How to Build a Tobi canoe: In 1968, as a Peace Corps Volunteer, Peter Black wrote this description. It was told to him by Patricio.
Isauro Andrew provided names and pronounciations of Tobi canoe parts in July-August 2004 in Koror and Peter Black photographed most of them.
For more on Tobi canoes, take a look at The Fishing Lore of Tobi Island by Peter W. Black based on information given him by Nemesio Hatokuchi Mohoriparimaso, Matias Kuro Chorngeheng, Esobio Chiheihi, Santos Horisan Manifaramau, Patricio Mohorihotimoh, and Felix Hangeyaro Andrew, on Tobi Island in 1968.
Sailing canoes off Tobi in 1973 (photographs by Peter Black):
A photograph of a coffin made of an old canoe.
Photograph by Peter W. Black, 1973.
For a look at line drawings and close descriptions of a Tobian outrigger canoe, take a look at the section on Tobi in Haddon & Hornell's Canoes of Oceania.
Peter Black photographed the Tobi canoe in the Hamburg Museum fur Volkerkunde mentioned in Haddon & Hornell.
Here is the model canoe made by Eduardo for Peter Black in 1968.
Ferehuheh Diangel at Hatohobei. A Canoe House in Tobi. Historic Preservation Office, Division of Cultural Affairs.
Joe Carnwath sent us a series of photographs of his canoe being built for him on Sonsorol. And guess where it ended up?
Here's a woodcut of a canoe from Horace Holden's book.
Eilers shows two model boats from Tobi, the one at the top of this page, and then this one:
She also gives a sketch by E. Kramer of an outrigger and knots, a sketch by A. Kramer of a Tobian sail, and of a paddle of breadfruit wood.
Photograph of a Tobi Island canoe on Angaur, 1947.
From Cecilia Hendricks Wahl's Number One Pacific Island
(Bloomington, Indiana: Woodcrest Publishing, 2000), p. 179.
Micronesian sailing canoes—Satawal, Ponape, Truk, Yap, Palau, and Tobi? Take a look at Marvin Montvel-Cohen,

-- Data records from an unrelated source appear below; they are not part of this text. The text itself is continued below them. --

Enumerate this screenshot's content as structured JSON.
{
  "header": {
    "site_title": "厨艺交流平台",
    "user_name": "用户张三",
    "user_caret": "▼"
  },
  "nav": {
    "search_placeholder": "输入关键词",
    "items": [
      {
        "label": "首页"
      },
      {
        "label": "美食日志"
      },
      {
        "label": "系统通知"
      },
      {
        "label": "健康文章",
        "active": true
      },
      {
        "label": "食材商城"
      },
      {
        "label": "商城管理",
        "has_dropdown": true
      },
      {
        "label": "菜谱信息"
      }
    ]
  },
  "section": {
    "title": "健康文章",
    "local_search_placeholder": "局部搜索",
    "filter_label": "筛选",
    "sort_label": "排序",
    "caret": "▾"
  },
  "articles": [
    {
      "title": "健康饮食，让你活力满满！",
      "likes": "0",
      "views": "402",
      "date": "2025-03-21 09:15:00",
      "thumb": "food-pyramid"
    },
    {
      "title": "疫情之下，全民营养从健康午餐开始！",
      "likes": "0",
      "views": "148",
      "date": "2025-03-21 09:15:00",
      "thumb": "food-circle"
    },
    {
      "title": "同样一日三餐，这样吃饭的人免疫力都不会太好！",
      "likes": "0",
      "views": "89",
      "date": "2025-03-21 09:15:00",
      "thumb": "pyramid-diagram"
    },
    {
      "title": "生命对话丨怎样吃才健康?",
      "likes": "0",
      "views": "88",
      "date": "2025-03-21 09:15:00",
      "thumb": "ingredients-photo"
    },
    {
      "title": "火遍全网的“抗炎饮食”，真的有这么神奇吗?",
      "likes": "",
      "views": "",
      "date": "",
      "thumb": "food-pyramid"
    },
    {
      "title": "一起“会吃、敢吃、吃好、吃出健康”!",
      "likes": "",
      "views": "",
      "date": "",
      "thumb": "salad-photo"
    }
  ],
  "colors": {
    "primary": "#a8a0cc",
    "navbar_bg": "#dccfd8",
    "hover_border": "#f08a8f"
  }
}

Canoes in Micronesia. Micronesian Working Papers, Number two. Guam: University of Guam, Gallery of Art, 1970.
Updated: June 14, 2019